Arrow has given us a 1:85 transfer on the first disc with the extras, and a lone 2:1 aspect ratio version on the second disc. Visually, they seem to be the same. The second ratio is so close to the first as to seem like a waste; they might have done better with a 1:37 transfer instead, which would appease the fans that prefer the movie as it was presented on TV for so long. But it’s true — Daily Variety listed aspect ratios for many films during this transition period, and a lot of Universals were ‘recommended’ for 2.00:1.
Arrow works up some quality extras. The soft-spoken audio commentary by Adrian Martin describes the basic history of the Mann westerns and does some acceptable analysis on the the film’s themes. I like it when he asks what happened to Ronda Castle for the last shot — the crowd of newly-empowered Skagwayans is suddenly standing where Ronda ought to be, below the steps of her eatery-gambling palace.
Daniel Griffith produces and directs a well-done ‘experts talk’ docu on the movie, 33 minutes or so in duration. Expert Alan Rode leads a pack of commentators — C. Courtney Joyner, Michael Preece, Rob Word and Michael Schlesinger — in discussing the situation at Universal during the making of the film, in particular the director’s feud with the producer. We hear a lot about Anthony Mann in general and James Stewart’s fairly amazing $$ deal with Universal. The overall analysis of their breakup is nicely covered as well. Griffith’s graphic treatment is excellent — he works mainly with film clips and interesting stills.
A second piece by Kim Newman (wearing a funny kinda-cowboy hat!) brings in what I remember to be the English critic perspective, that helped launch genre criticism back when I was filling my head with auteurist notions about these ’50s filmmakers. Perhaps that’s why I like Newman’s analysis so much — it generally follows the biases I collected back in film school. The insert booklet contains an extended essay by Philip Kemp. I ran to the ‘original reviews’ page, but only found one paragraph from The Monthly Film Bulletin.
The show has English subs. The only reason I can see for hanging on to the old 2003 Universal DVD is that it has subtitles in French and Spanish as well.
Reviewed by Glenn Erickson
The Far Country
Movie: Very Good
Video: Good – minus
Supplements: Two presentations in both original aspect ratios of 1.85:1 and 2.00:1; audio commentary by film scholar Adrian Martin; American Frontiers: Anthony Mann at Universal, a Daniel Griffith documentary with Alan K. Rode, C. Courtney Joyner, Michael Schlesinger, Rob Word, and script supervisor Michael Preece; Mann of the West, an appraisal by Kim Newman; Image gallery, trailer.

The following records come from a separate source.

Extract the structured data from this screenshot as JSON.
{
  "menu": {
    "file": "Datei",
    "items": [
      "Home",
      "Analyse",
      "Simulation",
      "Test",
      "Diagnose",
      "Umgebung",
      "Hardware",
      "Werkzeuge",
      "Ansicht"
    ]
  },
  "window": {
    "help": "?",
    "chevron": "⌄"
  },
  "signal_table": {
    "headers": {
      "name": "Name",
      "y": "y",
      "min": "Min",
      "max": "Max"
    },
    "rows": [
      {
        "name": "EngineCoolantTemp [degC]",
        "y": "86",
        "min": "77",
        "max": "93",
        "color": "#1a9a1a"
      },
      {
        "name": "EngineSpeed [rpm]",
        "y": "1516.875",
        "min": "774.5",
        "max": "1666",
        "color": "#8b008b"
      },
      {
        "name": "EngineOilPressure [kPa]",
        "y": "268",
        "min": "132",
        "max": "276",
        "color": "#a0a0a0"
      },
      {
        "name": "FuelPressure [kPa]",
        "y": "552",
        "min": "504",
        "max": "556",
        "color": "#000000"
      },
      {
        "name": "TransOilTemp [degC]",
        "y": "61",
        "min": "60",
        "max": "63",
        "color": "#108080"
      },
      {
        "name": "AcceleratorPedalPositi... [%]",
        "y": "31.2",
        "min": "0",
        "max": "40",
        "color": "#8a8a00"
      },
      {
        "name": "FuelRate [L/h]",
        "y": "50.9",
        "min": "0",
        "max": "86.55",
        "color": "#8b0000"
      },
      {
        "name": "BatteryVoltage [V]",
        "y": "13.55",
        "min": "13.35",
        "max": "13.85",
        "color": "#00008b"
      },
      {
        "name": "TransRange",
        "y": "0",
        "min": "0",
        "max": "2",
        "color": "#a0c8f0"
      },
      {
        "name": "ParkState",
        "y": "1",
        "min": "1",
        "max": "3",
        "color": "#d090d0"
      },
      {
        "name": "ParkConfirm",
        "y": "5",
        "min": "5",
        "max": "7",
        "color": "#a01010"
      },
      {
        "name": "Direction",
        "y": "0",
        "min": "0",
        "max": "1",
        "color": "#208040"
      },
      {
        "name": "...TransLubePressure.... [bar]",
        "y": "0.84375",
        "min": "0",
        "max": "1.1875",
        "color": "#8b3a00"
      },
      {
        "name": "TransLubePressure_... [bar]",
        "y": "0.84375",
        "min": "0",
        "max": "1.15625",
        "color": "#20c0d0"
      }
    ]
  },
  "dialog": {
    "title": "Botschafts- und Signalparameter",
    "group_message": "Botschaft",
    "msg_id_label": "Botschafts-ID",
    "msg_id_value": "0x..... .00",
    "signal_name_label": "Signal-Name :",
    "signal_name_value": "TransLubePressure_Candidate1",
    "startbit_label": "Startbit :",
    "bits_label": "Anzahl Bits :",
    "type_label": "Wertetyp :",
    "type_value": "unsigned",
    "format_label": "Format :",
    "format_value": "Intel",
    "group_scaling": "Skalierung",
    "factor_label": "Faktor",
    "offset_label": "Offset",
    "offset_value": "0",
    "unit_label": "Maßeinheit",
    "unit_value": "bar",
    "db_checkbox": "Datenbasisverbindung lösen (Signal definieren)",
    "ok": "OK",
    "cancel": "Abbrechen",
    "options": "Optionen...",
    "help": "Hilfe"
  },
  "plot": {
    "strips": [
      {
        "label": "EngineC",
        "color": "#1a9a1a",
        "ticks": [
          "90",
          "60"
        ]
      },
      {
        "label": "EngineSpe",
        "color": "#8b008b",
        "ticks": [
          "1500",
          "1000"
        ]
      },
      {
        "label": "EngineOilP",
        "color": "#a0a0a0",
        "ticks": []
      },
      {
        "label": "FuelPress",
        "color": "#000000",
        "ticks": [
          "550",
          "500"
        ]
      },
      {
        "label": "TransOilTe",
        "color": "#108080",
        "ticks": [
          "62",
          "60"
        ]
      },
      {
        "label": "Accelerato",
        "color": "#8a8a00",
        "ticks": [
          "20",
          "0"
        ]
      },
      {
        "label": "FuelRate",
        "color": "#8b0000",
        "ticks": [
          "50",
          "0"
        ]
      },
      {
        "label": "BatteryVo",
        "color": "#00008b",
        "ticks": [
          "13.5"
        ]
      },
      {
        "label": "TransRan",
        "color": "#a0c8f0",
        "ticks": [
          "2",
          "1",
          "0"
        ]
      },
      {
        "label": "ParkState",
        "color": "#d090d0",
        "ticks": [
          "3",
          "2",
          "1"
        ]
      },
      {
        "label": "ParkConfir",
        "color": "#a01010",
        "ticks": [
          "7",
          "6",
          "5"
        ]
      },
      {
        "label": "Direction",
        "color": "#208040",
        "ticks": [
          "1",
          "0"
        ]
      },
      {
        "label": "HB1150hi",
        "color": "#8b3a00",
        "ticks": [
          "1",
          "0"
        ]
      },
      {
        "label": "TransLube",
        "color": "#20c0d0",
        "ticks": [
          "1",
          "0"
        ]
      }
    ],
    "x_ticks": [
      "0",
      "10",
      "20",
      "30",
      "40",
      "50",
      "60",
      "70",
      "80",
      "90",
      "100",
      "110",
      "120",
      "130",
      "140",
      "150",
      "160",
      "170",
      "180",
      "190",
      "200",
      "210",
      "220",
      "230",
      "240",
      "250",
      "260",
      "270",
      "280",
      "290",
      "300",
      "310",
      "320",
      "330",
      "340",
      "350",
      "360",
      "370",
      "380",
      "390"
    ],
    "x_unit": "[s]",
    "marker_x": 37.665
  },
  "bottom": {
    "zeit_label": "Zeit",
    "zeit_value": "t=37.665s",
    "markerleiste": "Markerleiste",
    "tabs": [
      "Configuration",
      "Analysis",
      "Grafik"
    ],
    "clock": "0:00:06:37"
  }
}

Limited edition booklet with an essay by Philip Kemp.
Deaf and Hearing-impaired Friendly? YES; Subtitles: English (feature only)
Packaging: Two Blu-rays in Keep case in plastic sleeve
Reviewed: November 14, 2019
Text © Copyright 2019 Glenn Erickson